"I want it to be part of the natural fabric of schooling, so that someone knows that it is not OK to be intolerant of your children, it is not OK to be unaccepting, it is not OK to be violent because you don't understand," Gaga said during the launch event. "If you teach your kids to love everyone, hopefully that will, over time, branch out."
Led by Gaga and her mother, Cynthia Germanotta, the foundation aims to raise public consciousness about the need for support and acceptance of everyone -- "a youth empowerment foundation ... about transformative change in culture over time," Gaga said.
In response to questions from a diverse panel that included Deepak Chopra, Burtka, Sebelius, and Jamey Rodemeyer's sister Alyssa, Gaga answered questions about the foundation and the large hurdles the movement faces in schools and the public sphere.
"It's going to take a really long time, and if anyone knows how to get a message out there, it's me," she said. "I have this feeling that if I can make a song called 'Just Dance,' I might be able to make a song that's 'Just Be Nice.'

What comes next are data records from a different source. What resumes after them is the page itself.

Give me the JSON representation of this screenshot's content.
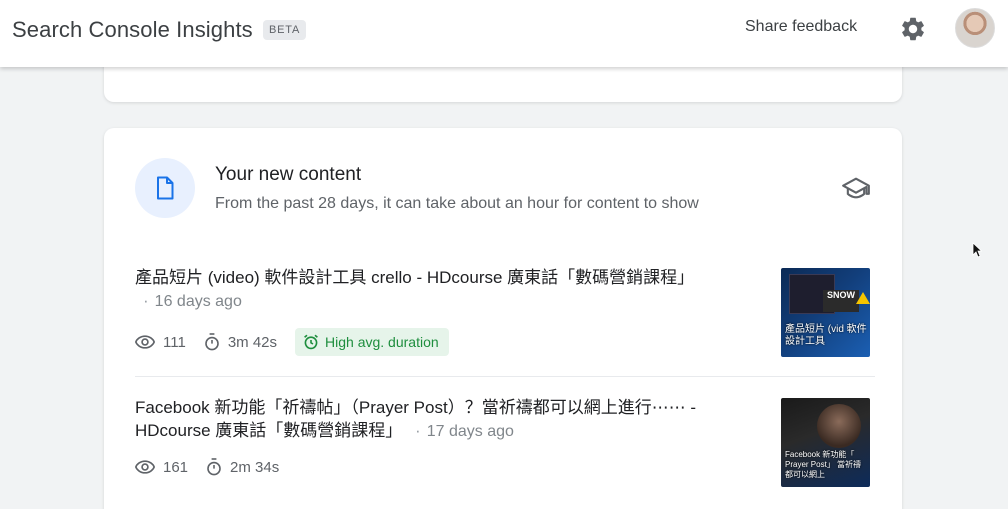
{
  "header": {
    "title": "Search Console Insights",
    "badge": "BETA",
    "share_feedback": "Share feedback",
    "settings_icon": "gear-icon",
    "avatar_icon": "account-avatar"
  },
  "card": {
    "icon": "document-icon",
    "title": "Your new content",
    "subtitle": "From the past 28 days, it can take about an hour for content to show",
    "learn_icon": "school-icon",
    "items": [
      {
        "title": "產品短片 (video) 軟件設計工具 crello - HDcourse 廣東話「數碼營銷課程」",
        "separator": "·",
        "date": "16 days ago",
        "views": "111",
        "duration": "3m 42s",
        "badge": "High avg. duration",
        "thumbnail_text": "產品短片 (vid 軟件設計工具",
        "thumbnail_overlay": "SNOW"
      },
      {
        "title": "Facebook 新功能「祈禱帖」（Prayer Post）？當祈禱都可以網上進行⋯⋯ - HDcourse 廣東話「數碼營銷課程」",
        "separator": "·",
        "date": "17 days ago",
        "views": "161",
        "duration": "2m 34s",
        "thumbnail_text": "Facebook 新功能「 Prayer Post」 當祈禱都可以網上"
      }
    ]
  },
  "colors": {
    "accent_blue": "#1a73e8",
    "success_green": "#1e8e3e",
    "success_bg": "#e6f4ea"
  }
}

"It is hard to be brave, I don't have all the answers, in fact I have very few. I'm someone that is very passionate, and what I would like for you to do is be just one of many examples."
There are no official events announced, but Germanotta said some very specific "programs" will be rolled out in the coming weeks.
The foundation is officially up and running online, and the Born Brave Bus, a mobile advocacy resource, will follow Gaga's tour bus during the North American leg of her upcoming Born This Way Ball tour.
Watch a recording of the keynote address here.